    • a clear, effective and immediate strategy for containing, assessing and managing data breaches, including
      • a communications strategy for key stakeholders (internal and external), including any media management;
      • legislative and contractual requirements and impacts;
      • strategy as regards prompt notification of individuals and the OAIC (meeting the requirements under the NDB scheme where an ‘eligible data breach’ is considered to arise. Being clear in the plan as to what an ‘eligible date breach’ means practically for your organisation is also key) as well as notification to other affected entities;
      • notification to insurers, where applicable.
    • recording and reviewing incidents and post-breach management, as well as the success of your plan to improve data handling and breach management in the future.
  • ensuring that all staff are aware of the existence and contents of the data breach response plan, and that regular testing of roles and responsibilities for staff are carried out to ensure effectiveness, sustainability and suitability of the plan to changing environments.

Other actions to take if you make an email error?

Do not:

  • rely on the recall function – we can all testify as to how much more compelling an email is when the sender has tried to recall it! Also, the recall may not work; or
  • panic and do nothing, or try to fix it without anyone finding out – any mistake is usually made worse if you don’t obtain an objective judgment (more for a future column).

Do:

  • Contact the recipient as soon as possible.
    • Contact by email so that the correction is in their inbox. Do not reply to the message you sent (perpetuating the sharing of incorrect information).  If it is not sensitive information you might use the same subject line, along with something to indicate the error eg SENT IN ERROR – [previous subject].
    • Also contact the recipient by telephone if you have their contact details.
  • ask the recipient to delete the original message and any related messages (e.g. if they have replied to you or forwarded it internally). Importantly, also ask the recipient to delete those messages from their deleted items;
  • ask the recipient to confirm in writing that they have deleted the messages from all these locations;
  • ask the recipient to confirm in writing that that they have not read the contents of the email (or, if that is not possible, to confirm the extent of what they have read);
  • review the sensitivity of the information – does it include confidential information, what impact does the sharing of that information have on the course of the matter;
  • talk to someone senior as soon as possible. This may be your supervising partner, managing partner, professional indemnity partner, or insurer, or someone in the risk/general counsel team. It should be someone not connected to the matter and the mistake as this brings objectivity that you may not have; and
  • consider whether you need to notify anyone else:
    • the person whose confidential information was sent in error.
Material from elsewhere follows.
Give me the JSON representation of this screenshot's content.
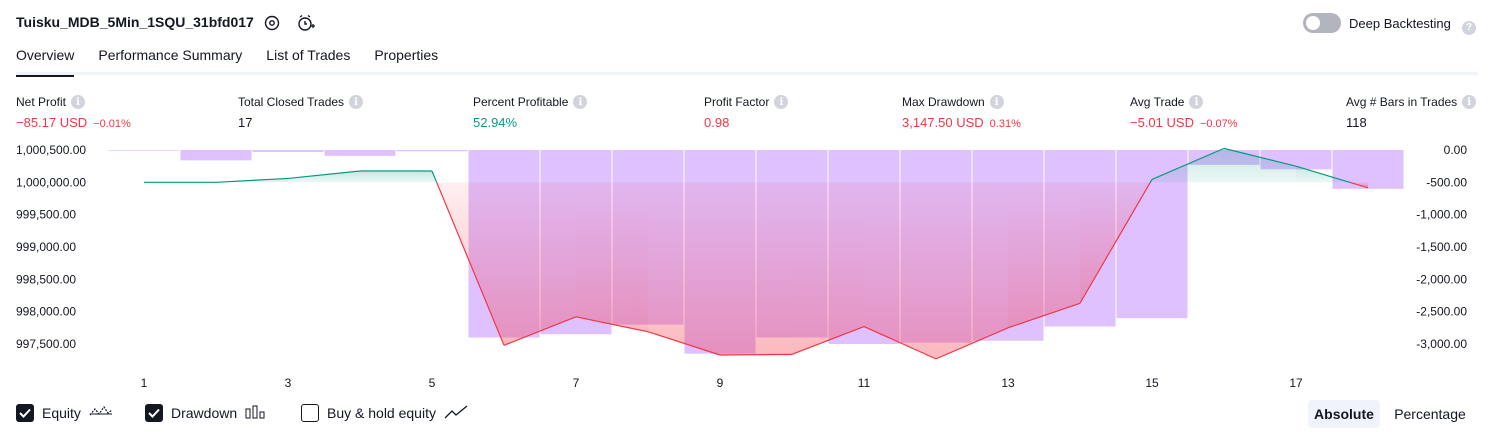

This is generally not mandatory but is highly recommended – it is much better that the person (client or otherwise) hears it from you rather than a third party;
    • your PI insurer, if there is a possible loss/potential claim;
    • a regulator if there is price-sensitive information at stake; and
    • the court, if proceedings are on foot and the disclosure could have an impact
    • the Australian Information Commissioner (or alternative overseas privacy regulator) if the email contains personal information (that is; information relating to individuals).
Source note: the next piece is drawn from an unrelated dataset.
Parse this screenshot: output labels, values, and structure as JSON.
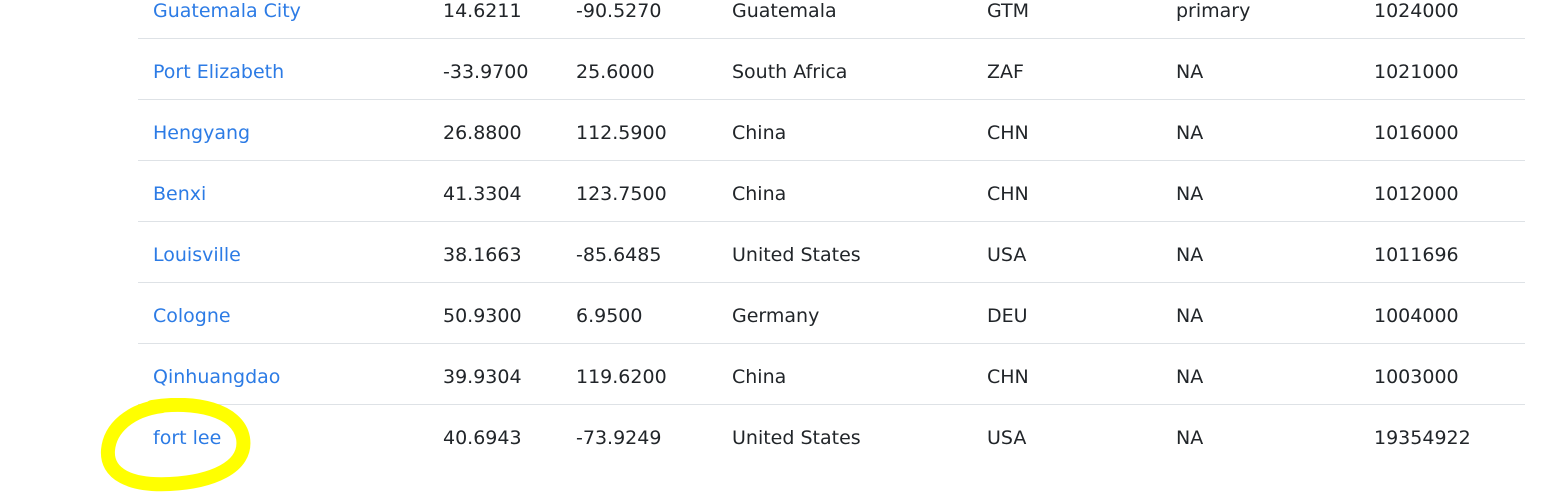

As with all incidents, prevention is better than cure – so be aware, be prepared, test regularly and ensure that your organisation is well protected against the increasing risks of data breach and cyber-related incidents.

Merinda Timpany is Regional Risk Manager & Senior Legal Counsel, Australia & Middle East, for DLA Piper.

www.dlapiper.com